Tuesday, February 07, 2012

Tuesday Top Ten: Worst Things About the Super Bowl

10. For the fifth consecutive year, no Bears.

9. For the eighth consecutive year, no boobs.

8. Way too many movie trailers. I could care less if an action movie is coming out at the end of June.

7. A noticeable lack of Danes at the Super Bowl party I attended.

6. Car commercials. If we are to believe car commercials, the only three people to survive the apocalypse are three friends from the same city who all drive Chevy pick-ups, Audi headlights kill vampires, Ferris Bueller drives a CRV, a dog gets skinny so that he can chase a VW Bug, guys mistake Fiats for hot Italian women, and people willingly drive Kias. And if I have to see another commercial about how Detroit has persevered, I'm going to drive 5 hours, put on Kevlar, take a bunch of pictures of the blocks that have been burned out since the 1967 riots, and post them on the internet. About the only one I liked was the Acura one with Seinfeld, and even that had Jay Leno in it.

5. Eli Manning won another Super Bowl.

4. A noticeable lack of beer commercials.

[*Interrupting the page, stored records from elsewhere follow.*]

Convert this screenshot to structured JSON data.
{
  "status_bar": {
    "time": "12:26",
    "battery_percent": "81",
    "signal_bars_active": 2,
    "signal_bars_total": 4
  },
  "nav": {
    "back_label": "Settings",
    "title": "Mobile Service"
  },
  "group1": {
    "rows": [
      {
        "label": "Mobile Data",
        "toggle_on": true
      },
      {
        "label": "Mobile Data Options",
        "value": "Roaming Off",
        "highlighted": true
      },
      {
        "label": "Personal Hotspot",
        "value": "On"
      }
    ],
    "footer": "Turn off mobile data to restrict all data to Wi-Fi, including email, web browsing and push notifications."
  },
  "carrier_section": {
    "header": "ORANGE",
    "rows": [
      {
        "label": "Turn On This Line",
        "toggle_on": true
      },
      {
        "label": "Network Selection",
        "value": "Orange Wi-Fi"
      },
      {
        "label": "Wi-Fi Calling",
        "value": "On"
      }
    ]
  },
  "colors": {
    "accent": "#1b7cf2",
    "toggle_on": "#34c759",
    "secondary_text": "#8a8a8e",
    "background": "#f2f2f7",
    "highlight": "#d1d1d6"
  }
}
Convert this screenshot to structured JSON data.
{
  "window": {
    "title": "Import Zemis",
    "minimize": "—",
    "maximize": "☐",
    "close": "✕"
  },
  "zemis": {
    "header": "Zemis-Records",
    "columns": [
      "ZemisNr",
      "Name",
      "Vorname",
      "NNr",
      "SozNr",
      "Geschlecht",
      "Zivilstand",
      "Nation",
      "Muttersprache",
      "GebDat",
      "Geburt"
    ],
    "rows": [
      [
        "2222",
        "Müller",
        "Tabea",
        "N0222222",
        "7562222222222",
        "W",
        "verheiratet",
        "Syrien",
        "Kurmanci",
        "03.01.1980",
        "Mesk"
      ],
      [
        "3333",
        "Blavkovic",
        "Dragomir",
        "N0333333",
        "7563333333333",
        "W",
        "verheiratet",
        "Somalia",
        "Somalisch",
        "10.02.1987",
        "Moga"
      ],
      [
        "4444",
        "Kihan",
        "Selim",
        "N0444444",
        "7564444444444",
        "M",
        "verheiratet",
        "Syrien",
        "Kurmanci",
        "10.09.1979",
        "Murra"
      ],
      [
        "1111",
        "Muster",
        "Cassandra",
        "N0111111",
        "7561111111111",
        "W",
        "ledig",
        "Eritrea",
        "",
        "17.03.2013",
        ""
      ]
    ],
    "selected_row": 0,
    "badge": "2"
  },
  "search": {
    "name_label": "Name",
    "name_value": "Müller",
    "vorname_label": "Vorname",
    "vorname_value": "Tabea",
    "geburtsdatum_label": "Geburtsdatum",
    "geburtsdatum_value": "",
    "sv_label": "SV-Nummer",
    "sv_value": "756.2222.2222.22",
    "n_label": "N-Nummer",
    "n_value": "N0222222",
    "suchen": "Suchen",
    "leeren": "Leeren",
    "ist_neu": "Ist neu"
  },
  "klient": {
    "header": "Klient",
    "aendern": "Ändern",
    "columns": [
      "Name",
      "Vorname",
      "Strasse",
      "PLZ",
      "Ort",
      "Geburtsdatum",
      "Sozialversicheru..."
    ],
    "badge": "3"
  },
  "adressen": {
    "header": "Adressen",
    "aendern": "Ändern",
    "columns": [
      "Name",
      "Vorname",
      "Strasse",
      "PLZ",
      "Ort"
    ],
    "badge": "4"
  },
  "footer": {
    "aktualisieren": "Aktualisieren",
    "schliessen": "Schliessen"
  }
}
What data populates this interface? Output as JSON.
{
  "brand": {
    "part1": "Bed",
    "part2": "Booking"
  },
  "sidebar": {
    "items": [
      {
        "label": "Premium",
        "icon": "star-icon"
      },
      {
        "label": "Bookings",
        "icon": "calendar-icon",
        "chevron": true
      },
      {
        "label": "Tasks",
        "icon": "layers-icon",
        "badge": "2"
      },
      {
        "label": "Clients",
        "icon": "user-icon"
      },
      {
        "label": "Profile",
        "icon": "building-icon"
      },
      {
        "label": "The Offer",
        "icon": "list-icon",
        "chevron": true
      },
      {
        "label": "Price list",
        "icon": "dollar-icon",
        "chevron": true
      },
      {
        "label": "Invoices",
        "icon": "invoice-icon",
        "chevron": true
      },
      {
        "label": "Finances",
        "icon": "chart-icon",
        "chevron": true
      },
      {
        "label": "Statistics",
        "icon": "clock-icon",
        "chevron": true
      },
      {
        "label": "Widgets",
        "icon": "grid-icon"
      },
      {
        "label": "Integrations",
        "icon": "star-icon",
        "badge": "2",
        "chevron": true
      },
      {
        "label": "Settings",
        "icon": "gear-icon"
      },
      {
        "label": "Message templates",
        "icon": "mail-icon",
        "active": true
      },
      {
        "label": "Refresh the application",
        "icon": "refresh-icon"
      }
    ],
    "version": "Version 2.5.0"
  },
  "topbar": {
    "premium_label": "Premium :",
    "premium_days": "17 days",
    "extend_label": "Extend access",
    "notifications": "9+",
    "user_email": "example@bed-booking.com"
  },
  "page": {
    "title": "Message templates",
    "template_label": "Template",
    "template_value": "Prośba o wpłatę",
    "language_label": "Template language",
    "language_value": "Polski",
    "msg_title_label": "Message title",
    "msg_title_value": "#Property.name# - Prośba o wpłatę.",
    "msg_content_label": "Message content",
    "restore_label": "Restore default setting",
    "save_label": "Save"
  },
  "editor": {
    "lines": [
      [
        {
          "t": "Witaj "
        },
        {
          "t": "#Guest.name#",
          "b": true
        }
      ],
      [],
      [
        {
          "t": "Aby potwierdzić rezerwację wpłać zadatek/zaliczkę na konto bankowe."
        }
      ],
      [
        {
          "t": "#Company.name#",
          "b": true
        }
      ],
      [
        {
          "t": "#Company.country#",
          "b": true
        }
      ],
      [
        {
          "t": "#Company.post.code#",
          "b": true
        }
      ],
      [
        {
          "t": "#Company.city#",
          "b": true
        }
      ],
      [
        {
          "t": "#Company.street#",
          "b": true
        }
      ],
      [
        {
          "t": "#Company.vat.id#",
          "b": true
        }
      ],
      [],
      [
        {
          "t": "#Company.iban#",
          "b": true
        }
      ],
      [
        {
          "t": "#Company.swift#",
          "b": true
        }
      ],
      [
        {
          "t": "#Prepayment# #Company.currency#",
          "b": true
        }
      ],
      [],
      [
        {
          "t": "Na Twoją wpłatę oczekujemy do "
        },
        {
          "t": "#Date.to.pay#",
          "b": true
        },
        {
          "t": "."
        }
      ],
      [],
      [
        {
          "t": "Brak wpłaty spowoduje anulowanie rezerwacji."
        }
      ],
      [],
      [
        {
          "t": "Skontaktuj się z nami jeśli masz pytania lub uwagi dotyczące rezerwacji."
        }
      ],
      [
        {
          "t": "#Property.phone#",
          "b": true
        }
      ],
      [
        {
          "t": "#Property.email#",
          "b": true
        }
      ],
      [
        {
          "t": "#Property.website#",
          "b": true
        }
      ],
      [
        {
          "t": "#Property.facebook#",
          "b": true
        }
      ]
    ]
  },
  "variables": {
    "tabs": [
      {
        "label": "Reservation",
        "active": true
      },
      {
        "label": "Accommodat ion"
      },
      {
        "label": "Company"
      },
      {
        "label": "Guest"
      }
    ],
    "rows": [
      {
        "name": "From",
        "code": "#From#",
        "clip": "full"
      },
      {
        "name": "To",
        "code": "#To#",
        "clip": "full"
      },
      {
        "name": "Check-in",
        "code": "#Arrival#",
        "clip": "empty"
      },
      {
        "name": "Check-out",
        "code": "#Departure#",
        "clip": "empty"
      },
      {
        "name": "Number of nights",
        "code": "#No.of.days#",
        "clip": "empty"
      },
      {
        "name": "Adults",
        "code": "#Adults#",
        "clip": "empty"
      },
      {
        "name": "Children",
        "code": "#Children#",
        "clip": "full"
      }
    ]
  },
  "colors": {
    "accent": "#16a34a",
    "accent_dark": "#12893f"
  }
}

Bud Light and Miller Lite used to dominate Super Bowl ad space. Other than a commercial for Bud Light Platinum and the Bud Light commercial with the overworked beer-fetching dog, I don't remember any beer commercials. I long for the Bud Bowl.

3. There weren't enough funny commercials. My two favorite commercials were the aforementioned Acura one with Seinfeld and, obviously, the Samsung commercial with The Darkness (who I will be seeing live at The Metro this Saturday).

2. Madonna lip-synching her way through the halftime show while being flanked by centurions. The Super Bowl was in Indianapolis, not ancient Rome. Granted, Madonna looks great for 75, but why the hell wasn't John Mellencamp the halftime entertainment? He only lives 45 minutes away, and it certainly would have been a better and more apropos choice for Indy.

1. Because of Tom Brady's (or his receivers') brain fart on the Patriots' first play, the Giants got a safety. In one of my squares pools, I had Patriots 0 Giants 7, and in another (which also paid out for the reverse), I had Patriots 7 Giants 0. When these numbers were drawn, there was much rejoicing. All that died with the safety. The score at the end of the first and second quarters was 9-0 and 10-9, respectively, but should have been 7-0 and 10-7. If there was no safety, the Giants wouldn't have gone for two after their last TD, and the final score would have been 20-17. I figured out that that safety cost me $2,800 in would-be winnings. So, Tom, whenever you can send that check to me, that would be great.

Thursday, February 02, 2012

Wednesday, February 01, 2012

Retro Video of the Week: "It Was a Good Day" by Ice Cube

"It Was a Good Day" is probably my favorite Ice Cube song, after "Bop Gun."  I particularly enjoy the remix from the Bootlegs and B-Sides album.  Last week, "It Was a Good Day" has reemerged in the national consciousness, when the blog Murk Avenue claimed to have pinpointed the exact day that was the subject of "It Was a Good Day," concluding it had to be January 20, 1992.  Several days later, the blog Pandemonium responded to Murk Avenue and determined that the actual "Good Day" was November 30, 1988.  Read both posts.  They are fantastic.  Kudos to both bloggers for their use of the undisputed facts in the song to narrow down the possible dates.  This is one of those things I wish I thought of. Thanks to The Weez for sending me both links knowing damn well this is something I would be into.